[[ DATA, beginning ]]
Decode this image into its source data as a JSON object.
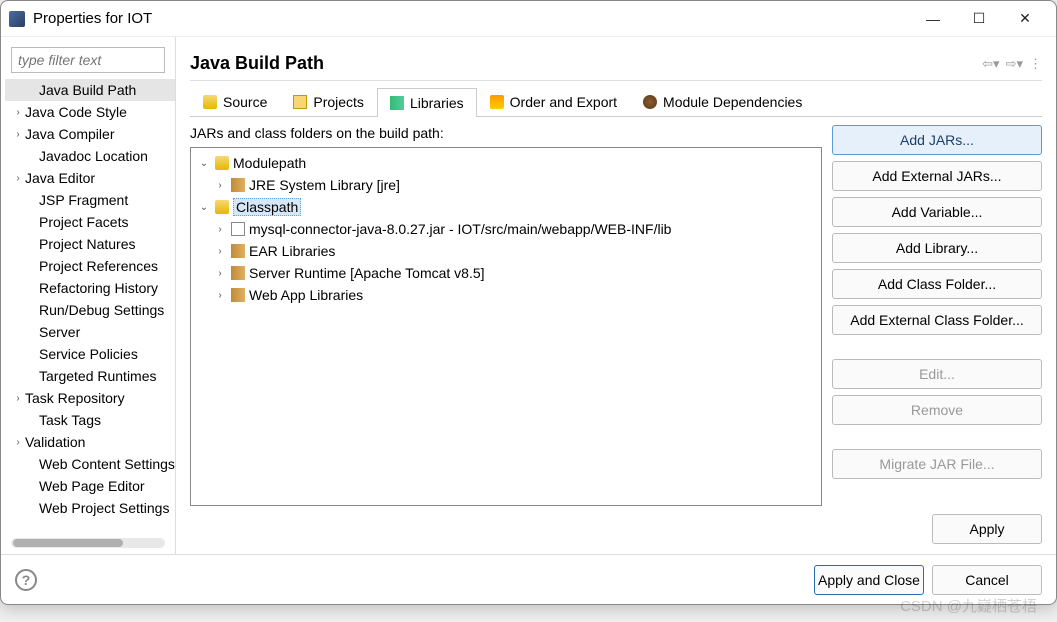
{
  "window": {
    "title": "Properties for IOT"
  },
  "sidebar": {
    "filter_placeholder": "type filter text",
    "items": [
      {
        "label": "Java Build Path",
        "expandable": false,
        "selected": true,
        "indent": true
      },
      {
        "label": "Java Code Style",
        "expandable": true
      },
      {
        "label": "Java Compiler",
        "expandable": true
      },
      {
        "label": "Javadoc Location",
        "expandable": false,
        "indent": true
      },
      {
        "label": "Java Editor",
        "expandable": true
      },
      {
        "label": "JSP Fragment",
        "expandable": false,
        "indent": true
      },
      {
        "label": "Project Facets",
        "expandable": false,
        "indent": true
      },
      {
        "label": "Project Natures",
        "expandable": false,
        "indent": true
      },
      {
        "label": "Project References",
        "expandable": false,
        "indent": true
      },
      {
        "label": "Refactoring History",
        "expandable": false,
        "indent": true
      },
      {
        "label": "Run/Debug Settings",
        "expandable": false,
        "indent": true
      },
      {
        "label": "Server",
        "expandable": false,
        "indent": true
      },
      {
        "label": "Service Policies",
        "expandable": false,
        "indent": true
      },
      {
        "label": "Targeted Runtimes",
        "expandable": false,
        "indent": true
      },
      {
        "label": "Task Repository",
        "expandable": true
      },
      {
        "label": "Task Tags",
        "expandable": false,
        "indent": true
      },
      {
        "label": "Validation",
        "expandable": true
      },
      {
        "label": "Web Content Settings",
        "expandable": false,
        "indent": true
      },
      {
        "label": "Web Page Editor",
        "expandable": false,
        "indent": true
      },
      {
        "label": "Web Project Settings",
        "expandable": false,
        "indent": true
      }
    ]
  },
  "page": {
    "title": "Java Build Path",
    "tabs": [
      {
        "label": "Source",
        "icon": "ic-source"
      },
      {
        "label": "Projects",
        "icon": "ic-projects"
      },
      {
        "label": "Libraries",
        "icon": "ic-lib",
        "active": true
      },
      {
        "label": "Order and Export",
        "icon": "ic-order"
      },
      {
        "label": "Module Dependencies",
        "icon": "ic-module"
      }
    ],
    "description": "JARs and class folders on the build path:",
    "tree": [
      {
        "label": "Modulepath",
        "level": 0,
        "arrow": "down",
        "icon": "ic-cp"
      },
      {
        "label": "JRE System Library [jre]",
        "level": 1,
        "arrow": "right",
        "icon": "ic-liby"
      },
      {
        "label": "Classpath",
        "level": 0,
        "arrow": "down",
        "icon": "ic-cp",
        "selected": true
      },
      {
        "label": "mysql-connector-java-8.0.27.jar - IOT/src/main/webapp/WEB-INF/lib",
        "level": 1,
        "arrow": "right",
        "icon": "ic-file"
      },
      {
        "label": "EAR Libraries",
        "level": 1,
        "arrow": "right",
        "icon": "ic-liby"
      },
      {
        "label": "Server Runtime [Apache Tomcat v8.5]",
        "level": 1,
        "arrow": "right",
        "icon": "ic-liby"
      },
      {
        "label": "Web App Libraries",
        "level": 1,
        "arrow": "right",
        "icon": "ic-liby"
      }
    ],
    "buttons": [
      {
        "label": "Add JARs...",
        "state": "hl"
      },
      {
        "label": "Add External JARs..."
      },
      {
        "label": "Add Variable..."
      },
      {
        "label": "Add Library..."
      },
      {
        "label": "Add Class Folder..."
      },
      {
        "label": "Add External Class Folder..."
      },
      {
        "label": "Edit...",
        "state": "disabled",
        "gap": true
      },
      {
        "label": "Remove",
        "state": "disabled"
      },
      {
        "label": "Migrate JAR File...",
        "state": "disabled",
        "gap": true
      }
    ],
    "apply_label": "Apply"
  },
  "footer": {
    "apply_close": "Apply and Close",
    "cancel": "Cancel"
  },
  "watermark": "CSDN @九嶷栖苍梧"
}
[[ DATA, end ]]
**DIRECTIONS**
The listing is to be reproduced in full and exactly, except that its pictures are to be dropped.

**WRITTEN ANSWER**
Decode this image into its source data as a JSON object.
{
  "window": {
    "title": "Properties for IOT"
  },
  "sidebar": {
    "filter_placeholder": "type filter text",
    "items": [
      {
        "label": "Java Build Path",
        "expandable": false,
        "selected": true,
        "indent": true
      },
      {
        "label": "Java Code Style",
        "expandable": true
      },
      {
        "label": "Java Compiler",
        "expandable": true
      },
      {
        "label": "Javadoc Location",
        "expandable": false,
        "indent": true
      },
      {
        "label": "Java Editor",
        "expandable": true
      },
      {
        "label": "JSP Fragment",
        "expandable": false,
        "indent": true
      },
      {
        "label": "Project Facets",
        "expandable": false,
        "indent": true
      },
      {
        "label": "Project Natures",
        "expandable": false,
        "indent": true
      },
      {
        "label": "Project References",
        "expandable": false,
        "indent": true
      },
      {
        "label": "Refactoring History",
        "expandable": false,
        "indent": true
      },
      {
        "label": "Run/Debug Settings",
        "expandable": false,
        "indent": true
      },
      {
        "label": "Server",
        "expandable": false,
        "indent": true
      },
      {
        "label": "Service Policies",
        "expandable": false,
        "indent": true
      },
      {
        "label": "Targeted Runtimes",
        "expandable": false,
        "indent": true
      },
      {
        "label": "Task Repository",
        "expandable": true
      },
      {
        "label": "Task Tags",
        "expandable": false,
        "indent": true
      },
      {
        "label": "Validation",
        "expandable": true
      },
      {
        "label": "Web Content Settings",
        "expandable": false,
        "indent": true
      },
      {
        "label": "Web Page Editor",
        "expandable": false,
        "indent": true
      },
      {
        "label": "Web Project Settings",
        "expandable": false,
        "indent": true
      }
    ]
  },
  "page": {
    "title": "Java Build Path",
    "tabs": [
      {
        "label": "Source",
        "icon": "ic-source"
      },
      {
        "label": "Projects",
        "icon": "ic-projects"
      },
      {
        "label": "Libraries",
        "icon": "ic-lib",
        "active": true
      },
      {
        "label": "Order and Export",
        "icon": "ic-order"
      },
      {
        "label": "Module Dependencies",
        "icon": "ic-module"
      }
    ],
    "description": "JARs and class folders on the build path:",
    "tree": [
      {
        "label": "Modulepath",
        "level": 0,
        "arrow": "down",
        "icon": "ic-cp"
      },
      {
        "label": "JRE System Library [jre]",
        "level": 1,
        "arrow": "right",
        "icon": "ic-liby"
      },
      {
        "label": "Classpath",
        "level": 0,
        "arrow": "down",
        "icon": "ic-cp",
        "selected": true
      },
      {
        "label": "mysql-connector-java-8.0.27.jar - IOT/src/main/webapp/WEB-INF/lib",
        "level": 1,
        "arrow": "right",
        "icon": "ic-file"
      },
      {
        "label": "EAR Libraries",
        "level": 1,
        "arrow": "right",
        "icon": "ic-liby"
      },
      {
        "label": "Server Runtime [Apache Tomcat v8.5]",
        "level": 1,
        "arrow": "right",
        "icon": "ic-liby"
      },
      {
        "label": "Web App Libraries",
        "level": 1,
        "arrow": "right",
        "icon": "ic-liby"
      }
    ],
    "buttons": [
      {
        "label": "Add JARs...",
        "state": "hl"
      },
      {
        "label": "Add External JARs..."
      },
      {
        "label": "Add Variable..."
      },
      {
        "label": "Add Library..."
      },
      {
        "label": "Add Class Folder..."
      },
      {
        "label": "Add External Class Folder..."
      },
      {
        "label": "Edit...",
        "state": "disabled",
        "gap": true
      },
      {
        "label": "Remove",
        "state": "disabled"
      },
      {
        "label": "Migrate JAR File...",
        "state": "disabled",
        "gap": true
      }
    ],
    "apply_label": "Apply"
  },
  "footer": {
    "apply_close": "Apply and Close",
    "cancel": "Cancel"
  },
  "watermark": "CSDN @九嶷栖苍梧"
}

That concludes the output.